These are spangle galls on an oak leaf.
There are several different kinds of spangle galls, very difficult to tell apart, but these are probably caused by the tiny common spangle gall wasp Neuroterus quercusbaccarum.
A tiny gall wasp (CC0) and common spangle galls by M J Richardson (CC BY-SA 2.0)
In June, the female wasp lays her eggs under the skin of the underside of an oak leaf, sometimes as many as a hundred on a single leaf. The chemistry of the egg seems to include instructions for the tree to make small, flat, round galls, one for each egg, in which the larvae live, eating the gall’s tissue but causing little visible damage to the leaf.
In the autumn, the galls detach from the leaf before leaf-fall, scattering pale confetti-like discs around the tree. The galls are then covered by the falling oak leaves and the larvae, safe under the leaf litter, continue to develop through the winter. They will emerge as adults in the spring.

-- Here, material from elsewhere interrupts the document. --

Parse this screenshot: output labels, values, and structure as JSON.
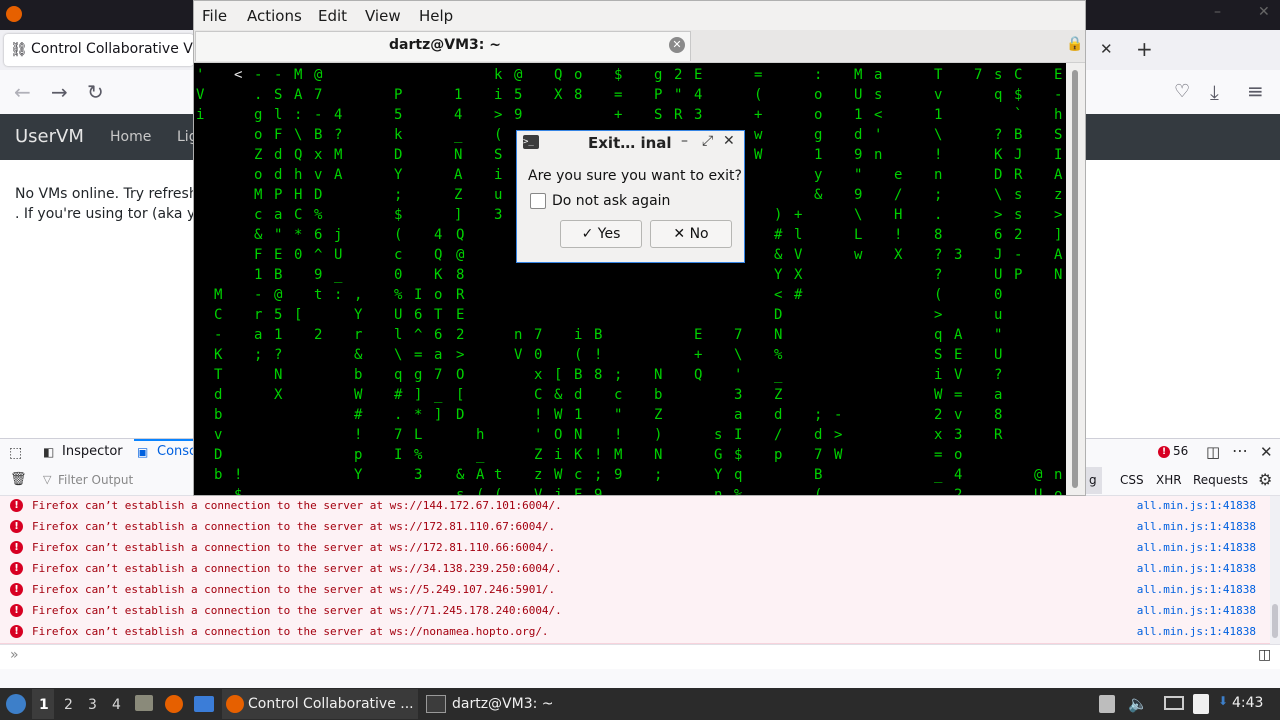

Header image: common spangle gall by AnneTanne (CC BY-NC-SA 2.0) flickr.com
Fascinating stuff! Nature is amazing!